◆ **YOUR INSTRUCTIONS**
Scan the data for "icon" and copy each matching line.

[Dataset rows for apps and sites]

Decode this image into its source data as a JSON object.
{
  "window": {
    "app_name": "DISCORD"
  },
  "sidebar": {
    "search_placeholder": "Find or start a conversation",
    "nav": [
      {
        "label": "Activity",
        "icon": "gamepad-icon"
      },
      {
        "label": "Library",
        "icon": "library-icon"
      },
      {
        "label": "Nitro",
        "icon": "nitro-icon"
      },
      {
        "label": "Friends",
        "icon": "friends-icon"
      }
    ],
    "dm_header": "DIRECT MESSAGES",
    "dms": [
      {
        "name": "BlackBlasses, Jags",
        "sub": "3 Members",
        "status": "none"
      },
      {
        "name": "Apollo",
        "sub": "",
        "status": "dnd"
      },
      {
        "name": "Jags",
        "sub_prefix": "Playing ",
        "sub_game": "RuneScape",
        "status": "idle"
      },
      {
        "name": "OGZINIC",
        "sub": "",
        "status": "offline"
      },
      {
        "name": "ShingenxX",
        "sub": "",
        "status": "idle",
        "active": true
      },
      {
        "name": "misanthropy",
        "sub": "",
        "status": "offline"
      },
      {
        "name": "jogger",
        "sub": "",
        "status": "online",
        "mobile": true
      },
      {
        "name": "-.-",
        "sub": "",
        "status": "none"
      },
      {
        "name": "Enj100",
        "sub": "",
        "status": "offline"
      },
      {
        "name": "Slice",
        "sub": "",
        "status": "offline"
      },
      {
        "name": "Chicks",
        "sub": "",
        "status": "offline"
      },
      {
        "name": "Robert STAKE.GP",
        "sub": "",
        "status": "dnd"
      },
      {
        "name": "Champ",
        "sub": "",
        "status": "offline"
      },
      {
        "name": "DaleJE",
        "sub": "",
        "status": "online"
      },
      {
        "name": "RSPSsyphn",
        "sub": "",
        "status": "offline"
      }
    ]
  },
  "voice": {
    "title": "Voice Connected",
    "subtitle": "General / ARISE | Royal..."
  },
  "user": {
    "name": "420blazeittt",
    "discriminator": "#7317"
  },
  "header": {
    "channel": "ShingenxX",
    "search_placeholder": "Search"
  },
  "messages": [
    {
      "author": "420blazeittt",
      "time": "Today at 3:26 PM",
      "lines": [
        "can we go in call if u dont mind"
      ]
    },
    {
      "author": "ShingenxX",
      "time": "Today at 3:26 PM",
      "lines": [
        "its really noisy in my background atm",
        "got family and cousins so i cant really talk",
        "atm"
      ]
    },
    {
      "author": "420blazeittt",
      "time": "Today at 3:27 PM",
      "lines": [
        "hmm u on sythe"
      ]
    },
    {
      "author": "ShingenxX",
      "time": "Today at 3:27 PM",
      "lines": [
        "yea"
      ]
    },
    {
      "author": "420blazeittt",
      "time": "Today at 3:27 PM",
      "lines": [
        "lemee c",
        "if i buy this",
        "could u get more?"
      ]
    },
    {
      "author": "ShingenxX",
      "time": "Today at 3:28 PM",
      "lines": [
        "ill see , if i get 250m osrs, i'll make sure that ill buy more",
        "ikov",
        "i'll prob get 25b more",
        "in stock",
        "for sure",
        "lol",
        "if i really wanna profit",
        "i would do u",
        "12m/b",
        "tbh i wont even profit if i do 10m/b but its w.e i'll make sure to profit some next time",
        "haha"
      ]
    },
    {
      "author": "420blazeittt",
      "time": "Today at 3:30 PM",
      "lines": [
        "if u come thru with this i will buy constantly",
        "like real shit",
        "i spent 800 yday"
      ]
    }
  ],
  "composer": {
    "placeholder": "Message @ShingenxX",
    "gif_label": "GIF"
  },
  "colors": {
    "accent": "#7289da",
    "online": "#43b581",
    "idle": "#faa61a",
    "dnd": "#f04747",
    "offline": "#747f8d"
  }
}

◆ **SOLUTION TO THIS PROBLEM**
        "icon": "gamepad-icon"
        "icon": "library-icon"
        "icon": "nitro-icon"
        "icon": "friends-icon"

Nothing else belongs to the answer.